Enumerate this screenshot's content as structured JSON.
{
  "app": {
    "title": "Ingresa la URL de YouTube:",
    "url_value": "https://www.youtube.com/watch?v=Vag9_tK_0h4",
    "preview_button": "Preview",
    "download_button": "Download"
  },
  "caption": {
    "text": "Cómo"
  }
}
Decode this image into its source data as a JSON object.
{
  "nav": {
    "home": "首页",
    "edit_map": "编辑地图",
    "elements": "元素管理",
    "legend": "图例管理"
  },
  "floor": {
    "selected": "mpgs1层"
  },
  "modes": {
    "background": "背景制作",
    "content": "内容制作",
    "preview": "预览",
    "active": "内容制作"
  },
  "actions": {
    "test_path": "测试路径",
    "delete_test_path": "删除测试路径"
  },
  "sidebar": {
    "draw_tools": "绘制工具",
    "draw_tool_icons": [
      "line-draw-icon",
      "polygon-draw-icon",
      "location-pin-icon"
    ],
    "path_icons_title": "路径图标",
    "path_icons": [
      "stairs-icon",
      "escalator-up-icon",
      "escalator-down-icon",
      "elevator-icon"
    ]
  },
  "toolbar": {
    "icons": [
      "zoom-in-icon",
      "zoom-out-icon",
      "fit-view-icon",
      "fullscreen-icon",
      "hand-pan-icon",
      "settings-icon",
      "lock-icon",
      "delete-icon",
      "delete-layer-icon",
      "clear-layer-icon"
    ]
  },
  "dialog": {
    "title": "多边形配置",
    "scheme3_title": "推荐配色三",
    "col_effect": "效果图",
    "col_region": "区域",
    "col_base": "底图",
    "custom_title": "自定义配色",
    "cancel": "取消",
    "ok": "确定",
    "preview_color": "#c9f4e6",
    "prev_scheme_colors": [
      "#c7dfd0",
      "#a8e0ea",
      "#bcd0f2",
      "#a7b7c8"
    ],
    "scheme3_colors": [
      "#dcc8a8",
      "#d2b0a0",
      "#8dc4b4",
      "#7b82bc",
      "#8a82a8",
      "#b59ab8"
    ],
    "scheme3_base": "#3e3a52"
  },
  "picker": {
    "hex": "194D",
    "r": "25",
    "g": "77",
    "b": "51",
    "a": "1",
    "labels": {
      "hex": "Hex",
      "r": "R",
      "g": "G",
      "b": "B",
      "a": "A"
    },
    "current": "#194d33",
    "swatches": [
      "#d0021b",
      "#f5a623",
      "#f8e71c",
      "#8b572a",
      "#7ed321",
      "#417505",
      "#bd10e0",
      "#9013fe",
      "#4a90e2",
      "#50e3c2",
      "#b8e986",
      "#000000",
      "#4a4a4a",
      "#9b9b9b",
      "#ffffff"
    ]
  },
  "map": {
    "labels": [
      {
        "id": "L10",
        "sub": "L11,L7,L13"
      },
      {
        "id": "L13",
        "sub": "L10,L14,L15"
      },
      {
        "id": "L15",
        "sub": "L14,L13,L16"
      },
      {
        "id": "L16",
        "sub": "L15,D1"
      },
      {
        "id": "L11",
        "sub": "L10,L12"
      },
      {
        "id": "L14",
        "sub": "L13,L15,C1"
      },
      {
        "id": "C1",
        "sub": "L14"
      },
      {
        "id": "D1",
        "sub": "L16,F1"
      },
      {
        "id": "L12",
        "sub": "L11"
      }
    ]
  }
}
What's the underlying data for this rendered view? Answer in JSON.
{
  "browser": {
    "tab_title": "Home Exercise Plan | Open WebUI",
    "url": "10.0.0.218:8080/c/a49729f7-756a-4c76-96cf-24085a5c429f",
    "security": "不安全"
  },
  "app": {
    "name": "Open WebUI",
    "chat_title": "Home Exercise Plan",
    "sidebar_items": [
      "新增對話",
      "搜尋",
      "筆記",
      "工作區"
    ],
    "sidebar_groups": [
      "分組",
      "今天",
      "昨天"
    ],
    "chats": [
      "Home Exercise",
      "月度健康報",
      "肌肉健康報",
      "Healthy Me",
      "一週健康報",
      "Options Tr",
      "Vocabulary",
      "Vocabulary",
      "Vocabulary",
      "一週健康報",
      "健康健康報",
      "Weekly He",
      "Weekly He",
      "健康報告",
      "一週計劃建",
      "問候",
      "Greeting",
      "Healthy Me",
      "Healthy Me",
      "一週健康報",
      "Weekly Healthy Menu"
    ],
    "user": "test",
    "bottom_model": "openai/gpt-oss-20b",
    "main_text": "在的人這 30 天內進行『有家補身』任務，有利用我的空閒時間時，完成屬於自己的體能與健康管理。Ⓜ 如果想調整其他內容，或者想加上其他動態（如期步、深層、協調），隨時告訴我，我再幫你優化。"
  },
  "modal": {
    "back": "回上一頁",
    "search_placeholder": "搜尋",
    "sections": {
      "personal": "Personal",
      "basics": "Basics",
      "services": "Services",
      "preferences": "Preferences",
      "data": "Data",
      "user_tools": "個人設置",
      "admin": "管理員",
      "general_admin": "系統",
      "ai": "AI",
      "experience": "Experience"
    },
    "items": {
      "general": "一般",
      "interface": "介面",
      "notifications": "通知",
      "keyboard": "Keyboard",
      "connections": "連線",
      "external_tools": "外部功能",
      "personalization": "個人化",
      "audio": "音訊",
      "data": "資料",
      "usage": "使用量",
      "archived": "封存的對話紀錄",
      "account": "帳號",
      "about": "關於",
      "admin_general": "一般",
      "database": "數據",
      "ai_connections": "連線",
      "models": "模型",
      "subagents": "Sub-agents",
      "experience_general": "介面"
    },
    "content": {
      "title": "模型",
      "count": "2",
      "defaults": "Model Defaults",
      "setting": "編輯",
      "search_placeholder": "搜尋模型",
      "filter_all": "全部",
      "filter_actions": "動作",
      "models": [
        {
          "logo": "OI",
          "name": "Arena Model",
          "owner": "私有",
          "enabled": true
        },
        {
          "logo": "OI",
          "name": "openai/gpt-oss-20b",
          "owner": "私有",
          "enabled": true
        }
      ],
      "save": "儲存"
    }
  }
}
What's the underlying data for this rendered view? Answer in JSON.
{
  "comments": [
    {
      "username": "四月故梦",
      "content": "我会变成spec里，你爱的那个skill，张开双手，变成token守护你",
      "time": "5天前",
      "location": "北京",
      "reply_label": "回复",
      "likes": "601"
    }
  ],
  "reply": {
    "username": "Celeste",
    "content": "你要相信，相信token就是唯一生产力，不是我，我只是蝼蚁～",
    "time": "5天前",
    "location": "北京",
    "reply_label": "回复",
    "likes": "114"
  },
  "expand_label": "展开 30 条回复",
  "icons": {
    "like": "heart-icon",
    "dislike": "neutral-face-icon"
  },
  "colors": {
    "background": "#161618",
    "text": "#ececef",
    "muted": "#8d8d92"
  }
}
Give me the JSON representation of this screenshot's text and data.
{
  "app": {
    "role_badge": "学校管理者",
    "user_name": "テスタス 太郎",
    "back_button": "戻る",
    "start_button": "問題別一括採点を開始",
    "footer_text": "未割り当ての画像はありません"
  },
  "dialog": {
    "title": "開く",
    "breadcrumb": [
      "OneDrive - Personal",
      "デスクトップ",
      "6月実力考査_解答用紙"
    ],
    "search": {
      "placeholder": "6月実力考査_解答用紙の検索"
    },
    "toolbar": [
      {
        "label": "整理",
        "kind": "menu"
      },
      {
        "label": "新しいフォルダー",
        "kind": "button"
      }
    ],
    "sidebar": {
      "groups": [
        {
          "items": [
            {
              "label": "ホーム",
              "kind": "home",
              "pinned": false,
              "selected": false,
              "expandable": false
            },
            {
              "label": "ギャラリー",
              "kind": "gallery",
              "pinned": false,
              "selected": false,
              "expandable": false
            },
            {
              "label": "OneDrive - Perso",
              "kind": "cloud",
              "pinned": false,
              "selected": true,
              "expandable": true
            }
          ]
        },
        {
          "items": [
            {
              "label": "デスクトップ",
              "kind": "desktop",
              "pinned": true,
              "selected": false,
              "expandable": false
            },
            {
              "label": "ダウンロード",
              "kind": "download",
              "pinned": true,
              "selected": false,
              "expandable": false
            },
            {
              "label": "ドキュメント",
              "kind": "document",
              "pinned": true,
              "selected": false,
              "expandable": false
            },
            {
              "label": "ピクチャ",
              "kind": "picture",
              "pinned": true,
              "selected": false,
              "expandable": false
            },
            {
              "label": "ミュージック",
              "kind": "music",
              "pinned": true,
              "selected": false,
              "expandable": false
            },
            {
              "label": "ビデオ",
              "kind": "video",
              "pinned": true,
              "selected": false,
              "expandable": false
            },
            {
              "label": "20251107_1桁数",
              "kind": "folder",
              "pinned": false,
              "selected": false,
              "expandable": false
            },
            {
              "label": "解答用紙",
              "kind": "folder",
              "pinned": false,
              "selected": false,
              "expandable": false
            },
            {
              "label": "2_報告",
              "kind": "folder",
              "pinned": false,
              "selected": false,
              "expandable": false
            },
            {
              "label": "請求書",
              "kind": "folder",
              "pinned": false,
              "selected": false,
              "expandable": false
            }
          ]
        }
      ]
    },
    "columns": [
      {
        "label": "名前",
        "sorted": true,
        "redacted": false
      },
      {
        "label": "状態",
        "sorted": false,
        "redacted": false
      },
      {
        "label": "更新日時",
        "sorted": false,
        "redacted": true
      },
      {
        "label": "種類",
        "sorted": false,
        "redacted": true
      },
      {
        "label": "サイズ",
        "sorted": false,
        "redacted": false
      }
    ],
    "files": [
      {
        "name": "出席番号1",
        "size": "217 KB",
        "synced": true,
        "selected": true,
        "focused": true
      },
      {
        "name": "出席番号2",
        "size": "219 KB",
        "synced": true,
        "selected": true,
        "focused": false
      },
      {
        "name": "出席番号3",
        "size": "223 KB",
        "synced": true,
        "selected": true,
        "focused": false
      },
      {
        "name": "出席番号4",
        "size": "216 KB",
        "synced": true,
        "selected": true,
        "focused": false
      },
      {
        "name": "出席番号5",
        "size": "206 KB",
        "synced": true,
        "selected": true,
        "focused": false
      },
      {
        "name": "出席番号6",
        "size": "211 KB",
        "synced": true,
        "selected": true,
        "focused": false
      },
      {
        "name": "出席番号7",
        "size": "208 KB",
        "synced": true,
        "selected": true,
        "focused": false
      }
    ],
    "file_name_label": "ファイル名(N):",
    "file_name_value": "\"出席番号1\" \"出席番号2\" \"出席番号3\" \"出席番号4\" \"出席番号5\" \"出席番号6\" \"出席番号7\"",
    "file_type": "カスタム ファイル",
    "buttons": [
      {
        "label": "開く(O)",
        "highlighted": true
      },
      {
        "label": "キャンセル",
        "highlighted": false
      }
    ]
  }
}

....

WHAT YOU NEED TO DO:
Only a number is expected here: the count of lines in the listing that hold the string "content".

EXPECTED OUTPUT:
5